Segment Start: Provided records

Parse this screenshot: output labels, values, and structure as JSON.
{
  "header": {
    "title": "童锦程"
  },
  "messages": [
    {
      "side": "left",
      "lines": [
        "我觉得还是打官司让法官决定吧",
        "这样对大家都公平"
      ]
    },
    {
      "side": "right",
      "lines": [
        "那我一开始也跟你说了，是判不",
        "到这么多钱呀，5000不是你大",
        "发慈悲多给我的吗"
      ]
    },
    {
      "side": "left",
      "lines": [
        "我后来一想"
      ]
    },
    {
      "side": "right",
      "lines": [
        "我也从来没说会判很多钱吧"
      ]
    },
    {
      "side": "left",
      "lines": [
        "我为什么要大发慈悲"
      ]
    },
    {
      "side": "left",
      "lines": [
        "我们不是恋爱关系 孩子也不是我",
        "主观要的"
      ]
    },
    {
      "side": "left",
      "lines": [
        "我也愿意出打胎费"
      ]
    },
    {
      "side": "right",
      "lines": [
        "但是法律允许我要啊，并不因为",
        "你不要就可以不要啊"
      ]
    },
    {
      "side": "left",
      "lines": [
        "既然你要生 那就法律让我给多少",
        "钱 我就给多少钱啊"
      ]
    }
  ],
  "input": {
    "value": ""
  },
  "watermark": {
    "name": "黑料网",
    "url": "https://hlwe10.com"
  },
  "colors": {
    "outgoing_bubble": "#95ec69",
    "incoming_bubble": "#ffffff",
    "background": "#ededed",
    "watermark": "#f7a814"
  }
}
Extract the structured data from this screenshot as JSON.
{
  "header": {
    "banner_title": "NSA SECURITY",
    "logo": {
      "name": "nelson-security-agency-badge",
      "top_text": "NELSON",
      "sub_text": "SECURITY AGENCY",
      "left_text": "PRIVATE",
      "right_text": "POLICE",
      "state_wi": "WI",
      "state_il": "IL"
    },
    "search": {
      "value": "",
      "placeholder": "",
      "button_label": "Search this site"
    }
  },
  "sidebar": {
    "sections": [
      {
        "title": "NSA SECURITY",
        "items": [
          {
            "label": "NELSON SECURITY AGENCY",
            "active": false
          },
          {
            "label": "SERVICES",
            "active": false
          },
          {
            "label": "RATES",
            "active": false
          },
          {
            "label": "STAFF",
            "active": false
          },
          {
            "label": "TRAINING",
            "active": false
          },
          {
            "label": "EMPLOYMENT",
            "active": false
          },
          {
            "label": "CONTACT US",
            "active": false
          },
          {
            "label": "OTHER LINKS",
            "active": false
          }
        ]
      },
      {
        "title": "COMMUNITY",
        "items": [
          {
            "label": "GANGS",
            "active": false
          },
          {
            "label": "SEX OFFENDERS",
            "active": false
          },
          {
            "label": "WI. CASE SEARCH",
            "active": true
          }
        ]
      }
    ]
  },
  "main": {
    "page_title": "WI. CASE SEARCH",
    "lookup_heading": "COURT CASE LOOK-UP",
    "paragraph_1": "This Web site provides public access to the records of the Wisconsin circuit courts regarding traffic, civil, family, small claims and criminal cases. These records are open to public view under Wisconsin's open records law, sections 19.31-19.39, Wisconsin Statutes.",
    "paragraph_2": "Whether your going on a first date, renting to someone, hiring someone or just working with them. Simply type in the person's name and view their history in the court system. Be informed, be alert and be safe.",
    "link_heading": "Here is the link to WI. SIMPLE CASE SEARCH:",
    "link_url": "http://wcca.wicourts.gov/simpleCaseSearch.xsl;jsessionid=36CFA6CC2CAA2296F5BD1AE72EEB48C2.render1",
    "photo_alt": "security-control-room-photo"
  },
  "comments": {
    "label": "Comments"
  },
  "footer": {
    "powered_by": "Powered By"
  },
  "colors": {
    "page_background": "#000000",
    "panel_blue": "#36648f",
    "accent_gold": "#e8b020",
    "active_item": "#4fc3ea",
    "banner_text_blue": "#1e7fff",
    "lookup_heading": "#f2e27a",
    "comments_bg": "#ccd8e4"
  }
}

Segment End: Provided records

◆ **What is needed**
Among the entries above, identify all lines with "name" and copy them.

◆ **Response to this task**
    "name": "黑料网",
      "name": "nelson-security-agency-badge",
    "paragraph_2": "Whether your going on a first date, renting to someone, hiring someone or just working with them. Simply type in the person's name and view their history in the court system. Be informed, be alert and be safe.",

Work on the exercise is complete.